Swift is cagey and does not simply make literal reading the correct way to interpret. After all, he can’t ban all kinds of allegory (other-speak) without also banning its cousin irony, certainly needed to read any Swift.


25 Sect 1, Introduction

We hear that Socrates “was suspended in a basket to help contemplation,” exemplifying the value of edifices in the air to orators. The hack here neglects literary context, treating as historical fact was is, in fact, itself a parody. Aristophanes in The Clouds had ridiculed Socrates’ loftiness by literalizing the metaphor of “lofty ideas” and hanging him up in a basket over the stage. This trick of making what’s supposed to be a metaphor literal is Swift’s favorite comic device.


53 Tale Sect. IV

“Lord Peter’s bulls . . . had two peculiar marks which extremely distinguished them from the bulls of Jason, and which I have not met together in the description of any other monster beside that in Horace
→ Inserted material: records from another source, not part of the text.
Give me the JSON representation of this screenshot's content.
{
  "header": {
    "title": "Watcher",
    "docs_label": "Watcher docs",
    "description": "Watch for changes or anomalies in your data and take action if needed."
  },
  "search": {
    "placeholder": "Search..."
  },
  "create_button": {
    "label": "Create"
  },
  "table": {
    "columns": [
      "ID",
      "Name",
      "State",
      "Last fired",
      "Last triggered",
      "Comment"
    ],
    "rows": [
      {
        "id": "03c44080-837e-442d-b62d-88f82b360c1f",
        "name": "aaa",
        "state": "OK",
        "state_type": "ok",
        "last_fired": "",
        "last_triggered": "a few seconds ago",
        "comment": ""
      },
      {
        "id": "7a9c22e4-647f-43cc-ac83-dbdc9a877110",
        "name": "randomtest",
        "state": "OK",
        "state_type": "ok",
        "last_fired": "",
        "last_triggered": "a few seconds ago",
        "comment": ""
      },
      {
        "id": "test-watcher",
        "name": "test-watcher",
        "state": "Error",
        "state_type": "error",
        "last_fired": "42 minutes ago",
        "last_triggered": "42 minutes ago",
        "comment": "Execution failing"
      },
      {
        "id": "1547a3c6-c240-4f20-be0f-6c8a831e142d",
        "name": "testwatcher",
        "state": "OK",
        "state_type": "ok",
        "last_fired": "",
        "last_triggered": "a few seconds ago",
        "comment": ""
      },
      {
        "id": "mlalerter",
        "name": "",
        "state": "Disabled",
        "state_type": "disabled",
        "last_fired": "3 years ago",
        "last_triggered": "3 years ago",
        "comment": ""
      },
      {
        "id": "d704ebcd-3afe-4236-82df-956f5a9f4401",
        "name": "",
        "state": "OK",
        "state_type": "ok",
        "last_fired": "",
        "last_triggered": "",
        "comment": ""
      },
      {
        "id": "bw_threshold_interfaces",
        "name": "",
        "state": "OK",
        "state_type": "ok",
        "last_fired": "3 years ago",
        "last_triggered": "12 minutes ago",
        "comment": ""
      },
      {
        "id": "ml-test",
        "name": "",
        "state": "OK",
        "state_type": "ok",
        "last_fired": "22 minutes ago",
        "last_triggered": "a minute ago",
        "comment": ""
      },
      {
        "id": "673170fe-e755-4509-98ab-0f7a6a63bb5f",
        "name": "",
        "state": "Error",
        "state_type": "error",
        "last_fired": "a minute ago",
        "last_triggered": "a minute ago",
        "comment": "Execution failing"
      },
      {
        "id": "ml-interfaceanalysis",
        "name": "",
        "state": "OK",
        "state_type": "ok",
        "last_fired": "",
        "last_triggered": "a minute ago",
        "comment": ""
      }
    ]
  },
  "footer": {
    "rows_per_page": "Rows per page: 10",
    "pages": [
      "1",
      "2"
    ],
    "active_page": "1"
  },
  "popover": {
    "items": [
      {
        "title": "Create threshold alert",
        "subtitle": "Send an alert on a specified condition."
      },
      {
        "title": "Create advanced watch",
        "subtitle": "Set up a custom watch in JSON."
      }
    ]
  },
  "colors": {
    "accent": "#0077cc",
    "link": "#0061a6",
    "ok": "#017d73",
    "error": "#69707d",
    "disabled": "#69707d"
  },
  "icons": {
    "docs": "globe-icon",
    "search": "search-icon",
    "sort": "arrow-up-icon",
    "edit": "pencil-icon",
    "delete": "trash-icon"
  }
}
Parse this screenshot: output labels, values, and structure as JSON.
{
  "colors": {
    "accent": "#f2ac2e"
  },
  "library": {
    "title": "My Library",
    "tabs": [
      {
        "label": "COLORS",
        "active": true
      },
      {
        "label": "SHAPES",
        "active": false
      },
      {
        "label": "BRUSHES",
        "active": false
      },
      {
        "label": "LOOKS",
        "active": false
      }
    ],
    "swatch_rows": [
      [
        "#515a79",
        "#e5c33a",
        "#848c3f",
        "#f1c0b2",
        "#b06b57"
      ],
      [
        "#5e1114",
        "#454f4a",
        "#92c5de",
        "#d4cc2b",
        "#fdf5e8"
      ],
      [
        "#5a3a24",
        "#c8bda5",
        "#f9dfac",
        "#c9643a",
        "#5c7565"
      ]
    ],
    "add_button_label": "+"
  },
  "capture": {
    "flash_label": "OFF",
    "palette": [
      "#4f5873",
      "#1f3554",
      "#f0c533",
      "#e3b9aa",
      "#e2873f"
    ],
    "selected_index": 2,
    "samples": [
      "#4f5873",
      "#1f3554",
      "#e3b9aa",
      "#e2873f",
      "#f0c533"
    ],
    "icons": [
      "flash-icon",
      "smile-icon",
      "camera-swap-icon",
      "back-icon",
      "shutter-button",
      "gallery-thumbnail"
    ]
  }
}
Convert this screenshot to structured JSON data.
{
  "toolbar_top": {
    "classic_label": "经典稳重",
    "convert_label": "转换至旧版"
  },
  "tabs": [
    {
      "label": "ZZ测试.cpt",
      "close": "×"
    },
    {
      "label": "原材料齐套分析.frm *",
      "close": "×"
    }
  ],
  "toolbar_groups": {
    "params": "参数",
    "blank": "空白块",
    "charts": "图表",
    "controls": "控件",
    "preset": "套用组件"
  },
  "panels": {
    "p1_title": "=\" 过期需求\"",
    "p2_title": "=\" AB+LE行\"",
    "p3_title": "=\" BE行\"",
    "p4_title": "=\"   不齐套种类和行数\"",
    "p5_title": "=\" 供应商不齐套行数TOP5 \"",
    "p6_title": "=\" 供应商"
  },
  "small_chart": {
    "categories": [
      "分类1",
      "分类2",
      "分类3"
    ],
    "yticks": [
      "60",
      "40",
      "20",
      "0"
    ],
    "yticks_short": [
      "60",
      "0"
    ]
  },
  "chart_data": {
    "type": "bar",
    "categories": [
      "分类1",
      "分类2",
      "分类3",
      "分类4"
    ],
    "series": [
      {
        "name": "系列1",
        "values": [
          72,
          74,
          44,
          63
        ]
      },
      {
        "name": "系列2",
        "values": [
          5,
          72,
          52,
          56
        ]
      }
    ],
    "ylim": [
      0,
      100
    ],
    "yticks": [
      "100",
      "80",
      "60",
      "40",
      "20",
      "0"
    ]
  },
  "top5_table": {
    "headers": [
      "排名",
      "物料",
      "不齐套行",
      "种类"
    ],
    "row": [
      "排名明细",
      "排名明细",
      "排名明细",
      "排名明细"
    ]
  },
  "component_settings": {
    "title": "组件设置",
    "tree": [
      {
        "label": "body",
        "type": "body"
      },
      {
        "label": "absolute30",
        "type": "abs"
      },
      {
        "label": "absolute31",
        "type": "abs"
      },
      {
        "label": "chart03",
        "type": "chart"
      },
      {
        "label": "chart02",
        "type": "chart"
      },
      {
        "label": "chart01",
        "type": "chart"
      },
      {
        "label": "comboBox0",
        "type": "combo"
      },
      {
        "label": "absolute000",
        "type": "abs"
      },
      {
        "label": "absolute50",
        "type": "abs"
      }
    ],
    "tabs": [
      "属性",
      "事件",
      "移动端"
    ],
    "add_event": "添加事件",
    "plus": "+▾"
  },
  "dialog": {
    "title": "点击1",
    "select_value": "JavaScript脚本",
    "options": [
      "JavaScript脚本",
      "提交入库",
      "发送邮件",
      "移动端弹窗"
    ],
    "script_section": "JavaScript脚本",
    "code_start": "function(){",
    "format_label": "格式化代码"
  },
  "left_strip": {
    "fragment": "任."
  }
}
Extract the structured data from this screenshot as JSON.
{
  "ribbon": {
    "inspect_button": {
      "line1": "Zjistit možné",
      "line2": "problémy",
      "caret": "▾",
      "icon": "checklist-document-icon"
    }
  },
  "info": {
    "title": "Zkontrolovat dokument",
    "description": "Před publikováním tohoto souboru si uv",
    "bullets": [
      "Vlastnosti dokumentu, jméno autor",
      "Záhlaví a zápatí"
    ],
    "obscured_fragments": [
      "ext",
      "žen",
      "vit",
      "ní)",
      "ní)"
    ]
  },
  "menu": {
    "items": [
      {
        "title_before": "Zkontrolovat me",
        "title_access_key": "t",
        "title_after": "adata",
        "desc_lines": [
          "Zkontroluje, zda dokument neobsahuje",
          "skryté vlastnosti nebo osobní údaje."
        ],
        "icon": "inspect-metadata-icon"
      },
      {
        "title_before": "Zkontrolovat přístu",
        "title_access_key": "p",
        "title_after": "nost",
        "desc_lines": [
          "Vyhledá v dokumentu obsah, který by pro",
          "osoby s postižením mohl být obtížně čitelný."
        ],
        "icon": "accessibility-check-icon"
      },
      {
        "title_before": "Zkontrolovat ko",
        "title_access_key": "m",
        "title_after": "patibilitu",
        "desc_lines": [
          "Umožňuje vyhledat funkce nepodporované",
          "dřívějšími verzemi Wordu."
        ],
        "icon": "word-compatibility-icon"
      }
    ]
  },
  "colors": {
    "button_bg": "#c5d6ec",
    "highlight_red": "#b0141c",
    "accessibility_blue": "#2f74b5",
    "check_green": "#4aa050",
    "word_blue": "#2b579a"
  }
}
Varias inducere plumas;  and Atrum desinit piscem [to insert many colored feathers turns it into a black fish]

For these had fishes tails yet upon occasion could outfly any bird in the air”


The same error. Here the hack takes what should be read figuratively and treats it as merely literal. His description of Peter’s papal bull assumes Horace was recording some seen monster, when instead Horace here in Ars Poetica, a treatise on interpretation, uses the idea of hybrid monstrosity as a metaphor to condemn unrestrained imagination. In fact, Horace’s continued complaint makes an idea wry way for Swift to undercut his hack while accurately characterizing the hack’s text: “Suppose a painter meant to attach a horse’s neck to the head of a man, and to put fancy work of many-colored feathers on limbs of creatures picked at random? . . . Believe me, Pisones, a book will be very much like that painting if the meaningless images are put together like the dreams of a man in a fever” (Horace)


72 Digression in Praise of Digressions

The Hack continues to call the Scythians the intellectual ancestors of the Moderns, and recalls Herodotus on the Scythians. Here he should read allegorically, but fails to. He claims the Scythians were a great race of critics because “among whom the number of pens was so infinite that the Grecian eloquence had no other way of expressing it than by saying that in the regions far to the north, it was hardly possible for a man to travel, the very air was so replete with feathers.” In this elaborate joke on quill pens Swift first stresses the northern local to tie the Scythians, to Herodotus merely barbarians, both to the moderns and to his consistent attack on the north in Britain as the site of the Scots, for Swift the worst dissenters and followers of Jack. What the hack next reads as literal feathers is in fact Herodotus’ figurative description of a heavy snow—what really hindered his travel around the Black Sea regions of Scythia, very cold for any Greek. Best of all, Herodotus is explicit about reading and meaning in this section: “No doubt the Scythians and their neighbors when they talk of the feathers really mean snow.” (Histories, 4.280)